**Assignment**
Search the records below for the word "yellow" and show every line where it occurs.

**Excerpted records**

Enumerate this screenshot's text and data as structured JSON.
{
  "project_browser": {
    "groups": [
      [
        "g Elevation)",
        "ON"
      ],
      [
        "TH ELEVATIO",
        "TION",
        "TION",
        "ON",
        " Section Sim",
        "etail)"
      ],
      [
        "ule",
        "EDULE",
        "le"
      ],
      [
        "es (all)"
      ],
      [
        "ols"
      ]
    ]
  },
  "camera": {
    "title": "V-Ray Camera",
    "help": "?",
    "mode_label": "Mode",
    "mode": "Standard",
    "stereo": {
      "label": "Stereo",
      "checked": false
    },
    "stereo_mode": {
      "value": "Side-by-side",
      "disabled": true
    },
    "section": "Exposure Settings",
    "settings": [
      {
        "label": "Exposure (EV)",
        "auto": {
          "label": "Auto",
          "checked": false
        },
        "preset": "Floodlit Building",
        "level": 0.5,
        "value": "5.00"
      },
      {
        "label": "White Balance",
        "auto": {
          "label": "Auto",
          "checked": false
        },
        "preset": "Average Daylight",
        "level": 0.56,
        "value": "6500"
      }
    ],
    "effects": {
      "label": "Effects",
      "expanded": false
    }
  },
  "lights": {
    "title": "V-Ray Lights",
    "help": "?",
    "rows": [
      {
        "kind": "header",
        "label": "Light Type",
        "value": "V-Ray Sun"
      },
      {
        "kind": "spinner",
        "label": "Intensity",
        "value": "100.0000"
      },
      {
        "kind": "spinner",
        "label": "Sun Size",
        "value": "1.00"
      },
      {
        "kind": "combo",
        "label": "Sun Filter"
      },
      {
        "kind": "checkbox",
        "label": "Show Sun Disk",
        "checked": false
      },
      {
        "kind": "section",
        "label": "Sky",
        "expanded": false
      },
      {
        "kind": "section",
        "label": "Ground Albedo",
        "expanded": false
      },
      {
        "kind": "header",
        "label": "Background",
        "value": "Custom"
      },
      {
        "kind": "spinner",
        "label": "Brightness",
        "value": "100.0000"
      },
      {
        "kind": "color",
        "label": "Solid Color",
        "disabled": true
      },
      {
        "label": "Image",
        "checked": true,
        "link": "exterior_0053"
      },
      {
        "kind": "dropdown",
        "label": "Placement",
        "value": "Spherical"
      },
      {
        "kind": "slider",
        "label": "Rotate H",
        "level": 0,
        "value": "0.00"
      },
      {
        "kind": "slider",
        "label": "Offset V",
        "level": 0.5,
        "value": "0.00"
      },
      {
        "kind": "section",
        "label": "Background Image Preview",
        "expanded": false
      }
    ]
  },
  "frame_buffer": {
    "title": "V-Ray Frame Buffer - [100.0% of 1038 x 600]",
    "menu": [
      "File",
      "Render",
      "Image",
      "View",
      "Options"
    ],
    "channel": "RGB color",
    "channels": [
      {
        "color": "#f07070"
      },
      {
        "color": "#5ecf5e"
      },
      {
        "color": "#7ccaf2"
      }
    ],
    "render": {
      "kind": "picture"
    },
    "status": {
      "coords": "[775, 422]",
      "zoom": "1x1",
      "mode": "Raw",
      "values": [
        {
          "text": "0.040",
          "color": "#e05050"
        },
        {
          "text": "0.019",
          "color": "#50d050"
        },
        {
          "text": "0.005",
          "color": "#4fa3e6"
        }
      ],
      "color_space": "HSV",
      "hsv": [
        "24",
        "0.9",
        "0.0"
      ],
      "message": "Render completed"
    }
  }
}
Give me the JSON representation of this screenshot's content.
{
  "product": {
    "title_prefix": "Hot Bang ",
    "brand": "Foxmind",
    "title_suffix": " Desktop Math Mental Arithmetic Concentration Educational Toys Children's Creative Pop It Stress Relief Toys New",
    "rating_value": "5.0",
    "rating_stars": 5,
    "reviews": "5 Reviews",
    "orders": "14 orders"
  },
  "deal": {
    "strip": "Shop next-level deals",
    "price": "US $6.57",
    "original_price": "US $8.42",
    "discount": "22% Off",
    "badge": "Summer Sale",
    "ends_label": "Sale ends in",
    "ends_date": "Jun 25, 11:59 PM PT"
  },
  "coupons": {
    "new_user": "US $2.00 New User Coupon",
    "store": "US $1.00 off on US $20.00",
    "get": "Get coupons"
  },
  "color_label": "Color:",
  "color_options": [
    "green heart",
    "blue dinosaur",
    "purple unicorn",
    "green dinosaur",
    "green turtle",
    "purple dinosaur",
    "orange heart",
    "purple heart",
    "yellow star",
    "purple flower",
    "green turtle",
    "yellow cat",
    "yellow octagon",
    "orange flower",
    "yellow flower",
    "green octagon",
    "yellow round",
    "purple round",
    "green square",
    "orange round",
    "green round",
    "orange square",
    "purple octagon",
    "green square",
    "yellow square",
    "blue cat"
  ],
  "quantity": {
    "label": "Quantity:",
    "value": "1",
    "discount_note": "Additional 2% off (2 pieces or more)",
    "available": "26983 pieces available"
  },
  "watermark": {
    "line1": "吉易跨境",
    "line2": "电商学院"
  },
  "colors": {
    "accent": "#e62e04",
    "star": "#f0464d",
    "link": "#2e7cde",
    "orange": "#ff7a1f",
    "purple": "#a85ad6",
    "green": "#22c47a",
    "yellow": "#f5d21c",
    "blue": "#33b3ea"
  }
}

**Exercise answer**
    "yellow star",
    "yellow cat",
    "yellow octagon",
    "yellow flower",
    "yellow round",
    "yellow square",
    "yellow": "#f5d21c",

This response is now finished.